Tuesday, May 3, 2011

"A teaspoon of light in the darkest tunnel"

Originally posted on my blog.  To see Bill Charlebois' prompt, check his blog.  For more, join our group!
Image created for Collage Obsession Challenge with  the help of  FlyPaper Textures.

Over at 14 Secrets we are missing our friend Deb Gilchrist.  We have several art projects that we are working on in order to channel our feelings, soothe our grief, and create gifts for each other and Deb's family.  One of the activities we are working on is a garland of inspiration and healing.  We are actually creating paper chains from links inspired by daily prompts.  Today was my turn to provide the prompt.  I had been watching a most wonderful video about some work being done with the Christchurch earthquake and this clip really got me thinking.  

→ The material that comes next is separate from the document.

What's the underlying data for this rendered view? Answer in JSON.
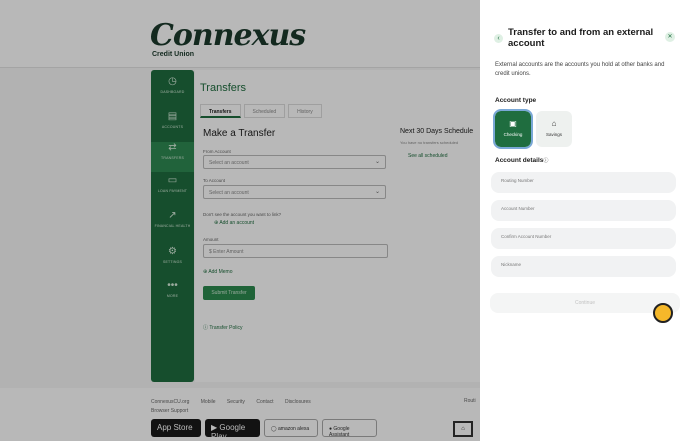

Peter O'Conner (Associate Professor at the School of Critical Studies in Education of Auckland University) was working in the rubble in the 2008 earthquake in Sichuan China and previous to that with victims of abuse and violence, using drama and art education to provide therapeutic activities for folks struggling in that situation.  Now he’s part of the Auckland University initiative which offers arts based workshops to Christchurch earthquake victims. These workshops are creative responses for schools, very practical strategies, ways to deal with, make sense of what happened.  They are not doing this as "therapists" he emphasizes.

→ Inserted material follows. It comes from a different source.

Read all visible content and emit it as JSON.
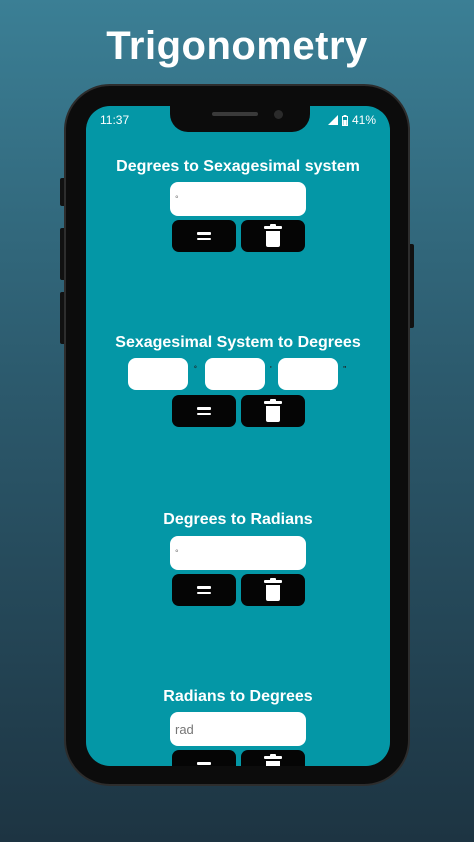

In one particularly amazing workshop he tells the first lines of a story.
“A girl gets up and gets ready to visit her grandmother.  As she is getting ready, she trips and tears her cloth of dreams.”  Peter then says "Normally I would have a picture book and show you what that would look like, but I don’t have one with me.  So can you imagine what it would be like to tear you cloth of dreams?"
One child says "I think all the dreams disappear."
Another child says "I think it's the saddest thing that could happen to you if you tear your cloth of dreams."
Peter then says "Could we create a new cloth of dreams?"   The children use crayons on plain muslin filling it with all wonderful things.
Peter then suggests that maybe the girl in the story would be able to repair her cloth of dreams if she had the right thread.  “And if we could create a thread that could repair anyone’s cloth of dreams, wouldn’t that be great?”  So he asks "What would the recipe be for the magic thread, to repair this cloth of dreams of the little girl who tripped and tore her cloth while getting ready to see her grandmother?"

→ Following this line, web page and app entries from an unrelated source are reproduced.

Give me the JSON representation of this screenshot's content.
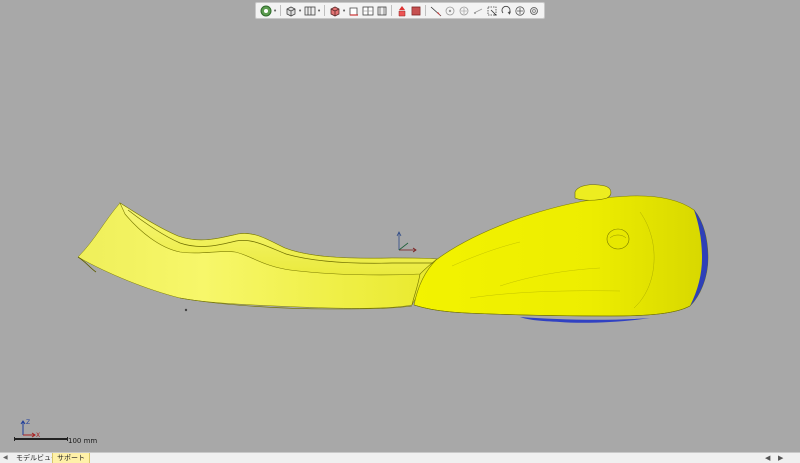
{
  "toolbar": {
    "buttons": [
      {
        "name": "fit-view-icon"
      },
      {
        "name": "cube-view-icon"
      },
      {
        "name": "multi-view-icon"
      },
      {
        "name": "shading-icon"
      },
      {
        "name": "section-icon"
      },
      {
        "name": "split-view-icon"
      },
      {
        "name": "clip-icon"
      },
      {
        "name": "color-icon"
      },
      {
        "name": "measure-icon"
      },
      {
        "name": "snap-point-icon"
      },
      {
        "name": "snap-circle-icon"
      },
      {
        "name": "snap-edge-icon"
      },
      {
        "name": "select-icon"
      },
      {
        "name": "rotate-icon"
      },
      {
        "name": "settings-icon"
      }
    ]
  },
  "scale": {
    "label": "100 mm"
  },
  "axes": {
    "x": "X",
    "y": "Y",
    "z": "Z"
  },
  "tabs": [
    {
      "label": "モデルビュー",
      "active": false
    },
    {
      "label": "サポート",
      "active": true
    }
  ],
  "colors": {
    "viewport_bg": "#a8a8a8",
    "model_yellow": "#f2f200",
    "model_blue": "#2233cc"
  }
}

There were many wonderful answers but here’s one little girl’s particularly poignant list:
"…for special thread you will need:
1 tsp of light in the darkest tunnel
10 cups of love
2 tsp of belief
1/2 cup of adventure
3/4 cup of hope"

Finally they had a very complete list so Peter asked, “how would you combine them?”  "You need a cloud bowl to put everything in."

So they created an imaginary “cloud bowl,” that they all held in the center of their circle.  And then they put the various elements into the cloud bowl.  Peter asked for sensory type descriptions of these elements.  Is 2 tsp. of belief light or heavy?  What color is love?  Does hope have a scent?  And with each description, the element went into the bowl.

Finally the little girl who had the list above said “now we need the teaspoon of light in the darkest tunnel.” The teachers all had tears in their eyes.  Everyone had a sharp intake of breath as if to say, did she really just say that?  Did someone in our room really say that?  It was what Peter called a "the moment of gift" recognized by everyone in the room.  Then Peter asked “how do you add a teaspoon of light in the darkest tunnel to our cloud bowl?”  The little girl said, “you need to sprinkle the light in,” as she mimed sprinkling a teaspoon of light into the cloud bowl.  “See,” she said, “the light goes through everything!" 

Just beautiful!

So my prompt for us was "what would we add to the recipe for this magical thread that would repair our cloth of dreams?" 

1 comment:

Looby Loo said...

Thank you for sharing this beautiful story. It's totally inspiring and showas the power of the the imagination to heal and provide hope. I came to your blog via Barb Kobe, and I love it!
Great work,


p.s I'm an artist and art therapist too